[[ Materials provided, beginning ]]
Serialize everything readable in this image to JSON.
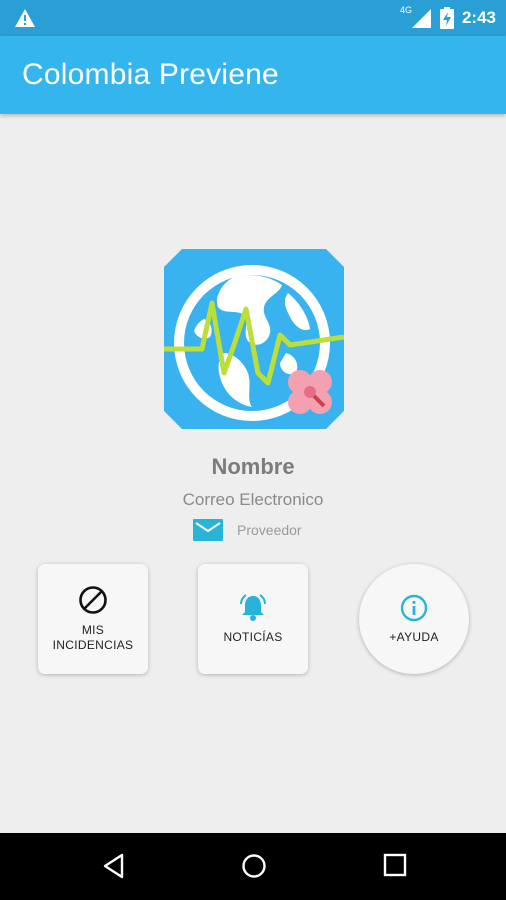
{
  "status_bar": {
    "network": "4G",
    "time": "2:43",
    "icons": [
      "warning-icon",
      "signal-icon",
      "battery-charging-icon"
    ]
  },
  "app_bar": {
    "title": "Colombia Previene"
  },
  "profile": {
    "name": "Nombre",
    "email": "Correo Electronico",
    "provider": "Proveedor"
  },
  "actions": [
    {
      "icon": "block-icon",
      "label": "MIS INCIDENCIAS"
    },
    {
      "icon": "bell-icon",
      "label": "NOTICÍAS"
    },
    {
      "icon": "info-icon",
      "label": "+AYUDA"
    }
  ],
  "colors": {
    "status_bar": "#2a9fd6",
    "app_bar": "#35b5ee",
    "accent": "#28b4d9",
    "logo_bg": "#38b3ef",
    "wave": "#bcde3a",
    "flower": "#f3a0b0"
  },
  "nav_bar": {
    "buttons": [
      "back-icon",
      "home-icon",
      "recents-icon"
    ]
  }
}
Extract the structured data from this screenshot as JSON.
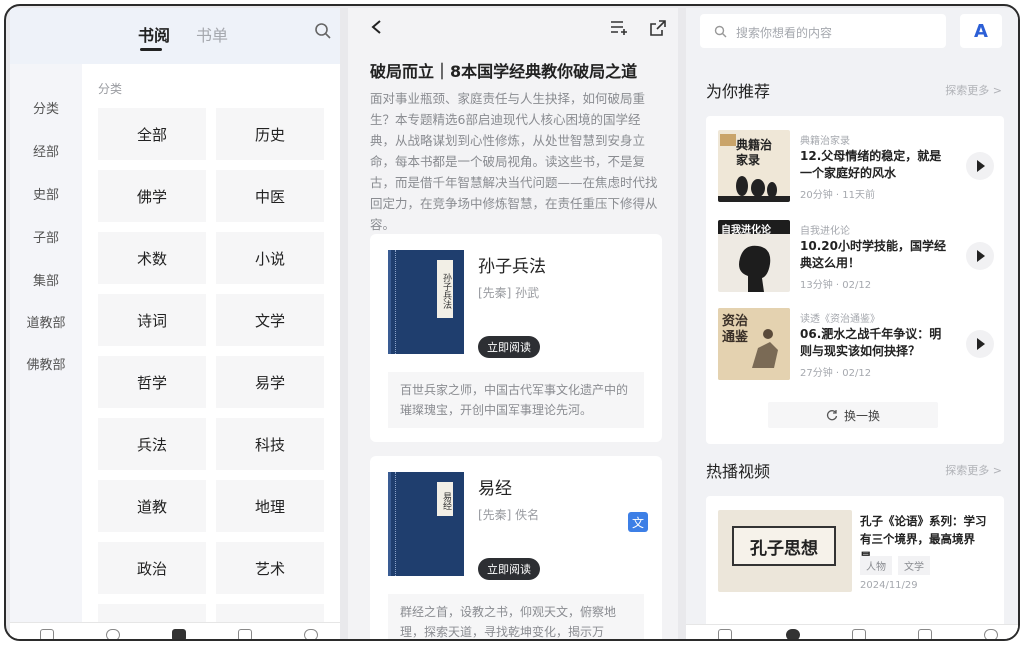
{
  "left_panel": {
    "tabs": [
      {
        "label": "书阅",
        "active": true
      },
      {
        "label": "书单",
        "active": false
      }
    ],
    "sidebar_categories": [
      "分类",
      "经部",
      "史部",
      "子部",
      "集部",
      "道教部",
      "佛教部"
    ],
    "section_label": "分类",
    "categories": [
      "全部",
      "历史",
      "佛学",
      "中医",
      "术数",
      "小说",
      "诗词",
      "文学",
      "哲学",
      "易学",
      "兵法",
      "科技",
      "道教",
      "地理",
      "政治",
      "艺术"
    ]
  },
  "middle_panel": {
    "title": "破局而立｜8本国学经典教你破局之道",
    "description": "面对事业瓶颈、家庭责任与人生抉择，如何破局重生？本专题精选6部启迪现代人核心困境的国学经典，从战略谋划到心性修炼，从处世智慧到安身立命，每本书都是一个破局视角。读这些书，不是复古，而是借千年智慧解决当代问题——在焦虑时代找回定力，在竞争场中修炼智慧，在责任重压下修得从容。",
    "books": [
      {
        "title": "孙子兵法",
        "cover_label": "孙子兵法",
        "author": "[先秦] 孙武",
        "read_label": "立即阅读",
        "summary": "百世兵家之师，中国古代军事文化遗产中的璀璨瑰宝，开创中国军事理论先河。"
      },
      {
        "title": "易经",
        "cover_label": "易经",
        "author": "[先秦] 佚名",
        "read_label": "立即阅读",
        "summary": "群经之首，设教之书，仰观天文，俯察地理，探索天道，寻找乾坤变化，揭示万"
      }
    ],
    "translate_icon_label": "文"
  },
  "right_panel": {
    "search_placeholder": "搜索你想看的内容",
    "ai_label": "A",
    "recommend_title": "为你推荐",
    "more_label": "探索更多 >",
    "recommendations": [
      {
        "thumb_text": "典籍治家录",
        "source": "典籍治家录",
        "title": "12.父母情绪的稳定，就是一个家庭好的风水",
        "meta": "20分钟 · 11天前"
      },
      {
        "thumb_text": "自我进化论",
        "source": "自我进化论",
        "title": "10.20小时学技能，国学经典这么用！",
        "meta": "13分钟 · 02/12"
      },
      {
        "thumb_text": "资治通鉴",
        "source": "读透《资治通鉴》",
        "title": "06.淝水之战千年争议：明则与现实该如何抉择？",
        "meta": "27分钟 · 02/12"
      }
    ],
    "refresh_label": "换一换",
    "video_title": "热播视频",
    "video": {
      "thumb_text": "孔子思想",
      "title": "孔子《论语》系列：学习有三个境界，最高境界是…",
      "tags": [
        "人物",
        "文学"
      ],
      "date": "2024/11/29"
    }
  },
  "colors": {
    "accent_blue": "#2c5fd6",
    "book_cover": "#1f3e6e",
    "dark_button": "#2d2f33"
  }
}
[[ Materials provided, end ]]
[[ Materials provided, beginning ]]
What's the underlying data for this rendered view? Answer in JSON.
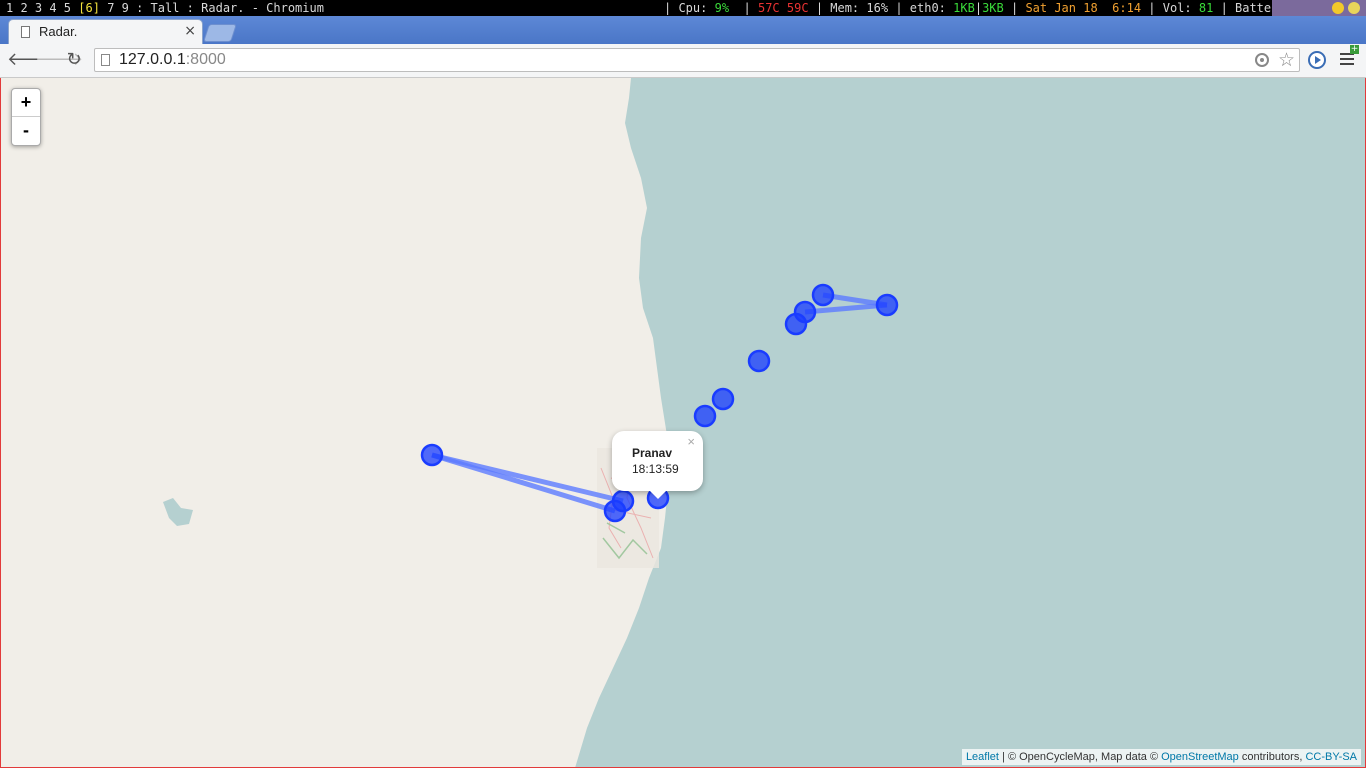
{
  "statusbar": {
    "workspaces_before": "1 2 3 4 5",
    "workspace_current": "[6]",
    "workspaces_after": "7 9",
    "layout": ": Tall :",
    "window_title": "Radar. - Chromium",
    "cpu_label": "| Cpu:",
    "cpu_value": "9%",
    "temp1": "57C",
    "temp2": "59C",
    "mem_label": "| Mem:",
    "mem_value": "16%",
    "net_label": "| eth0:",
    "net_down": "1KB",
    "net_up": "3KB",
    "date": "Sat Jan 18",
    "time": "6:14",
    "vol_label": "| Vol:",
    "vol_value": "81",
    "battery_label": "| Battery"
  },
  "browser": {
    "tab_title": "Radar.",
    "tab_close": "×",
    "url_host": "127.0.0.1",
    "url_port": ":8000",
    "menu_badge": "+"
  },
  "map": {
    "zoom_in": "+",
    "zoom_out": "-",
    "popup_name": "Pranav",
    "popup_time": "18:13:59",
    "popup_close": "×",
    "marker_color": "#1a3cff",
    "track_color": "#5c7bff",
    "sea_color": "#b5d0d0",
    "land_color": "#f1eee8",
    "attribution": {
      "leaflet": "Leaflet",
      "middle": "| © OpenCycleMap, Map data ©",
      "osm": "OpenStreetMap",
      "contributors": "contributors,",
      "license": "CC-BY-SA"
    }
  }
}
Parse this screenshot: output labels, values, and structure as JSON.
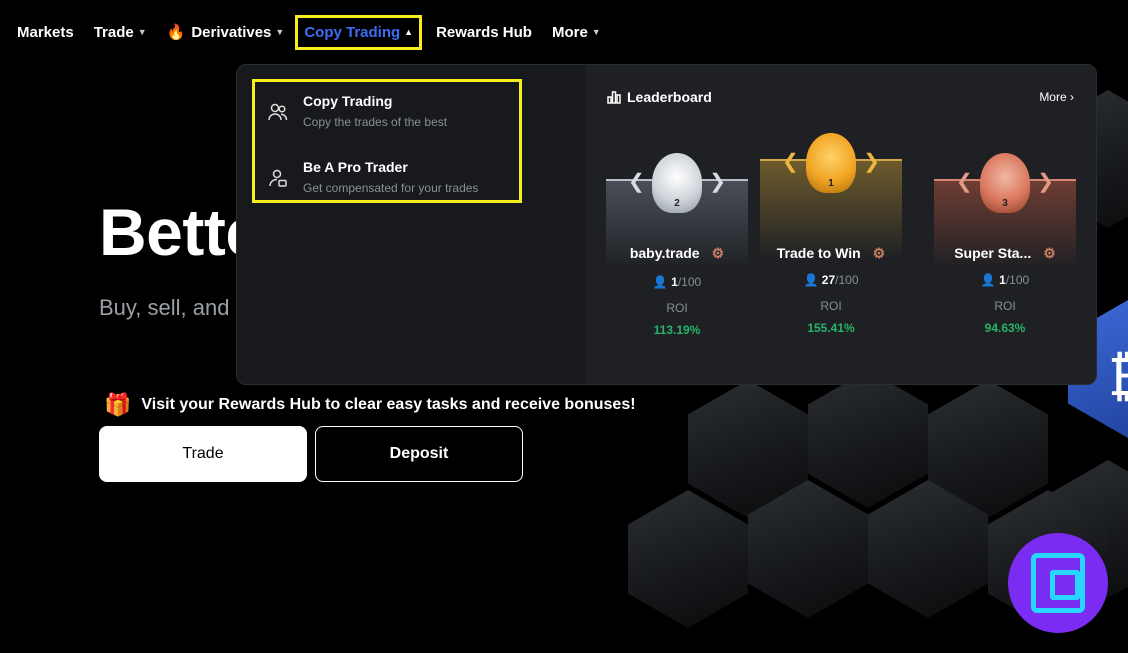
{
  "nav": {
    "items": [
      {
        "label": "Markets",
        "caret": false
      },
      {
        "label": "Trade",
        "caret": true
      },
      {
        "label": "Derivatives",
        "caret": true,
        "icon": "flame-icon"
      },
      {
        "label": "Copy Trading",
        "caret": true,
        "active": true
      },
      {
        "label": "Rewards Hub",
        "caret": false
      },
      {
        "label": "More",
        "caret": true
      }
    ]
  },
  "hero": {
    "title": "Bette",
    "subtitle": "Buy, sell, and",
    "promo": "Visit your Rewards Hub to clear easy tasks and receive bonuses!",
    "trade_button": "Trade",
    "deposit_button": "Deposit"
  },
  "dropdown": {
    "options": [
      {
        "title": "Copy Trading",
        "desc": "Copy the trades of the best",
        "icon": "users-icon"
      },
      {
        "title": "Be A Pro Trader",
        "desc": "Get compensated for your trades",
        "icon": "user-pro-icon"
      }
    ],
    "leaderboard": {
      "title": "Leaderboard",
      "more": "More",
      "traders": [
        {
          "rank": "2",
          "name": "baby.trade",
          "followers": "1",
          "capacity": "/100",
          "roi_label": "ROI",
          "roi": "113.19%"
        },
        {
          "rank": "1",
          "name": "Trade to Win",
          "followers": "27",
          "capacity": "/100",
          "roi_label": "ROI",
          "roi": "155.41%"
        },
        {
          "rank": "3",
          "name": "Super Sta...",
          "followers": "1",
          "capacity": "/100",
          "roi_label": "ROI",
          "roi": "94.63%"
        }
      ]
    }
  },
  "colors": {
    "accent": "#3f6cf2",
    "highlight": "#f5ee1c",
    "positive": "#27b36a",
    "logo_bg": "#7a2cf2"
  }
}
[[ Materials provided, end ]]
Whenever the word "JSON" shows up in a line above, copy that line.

Serialize everything readable in this image to JSON.
Extract the structured data from this screenshot as JSON.
What's the underlying data for this rendered view? Answer in JSON.
Parse this screenshot: output labels, values, and structure as JSON.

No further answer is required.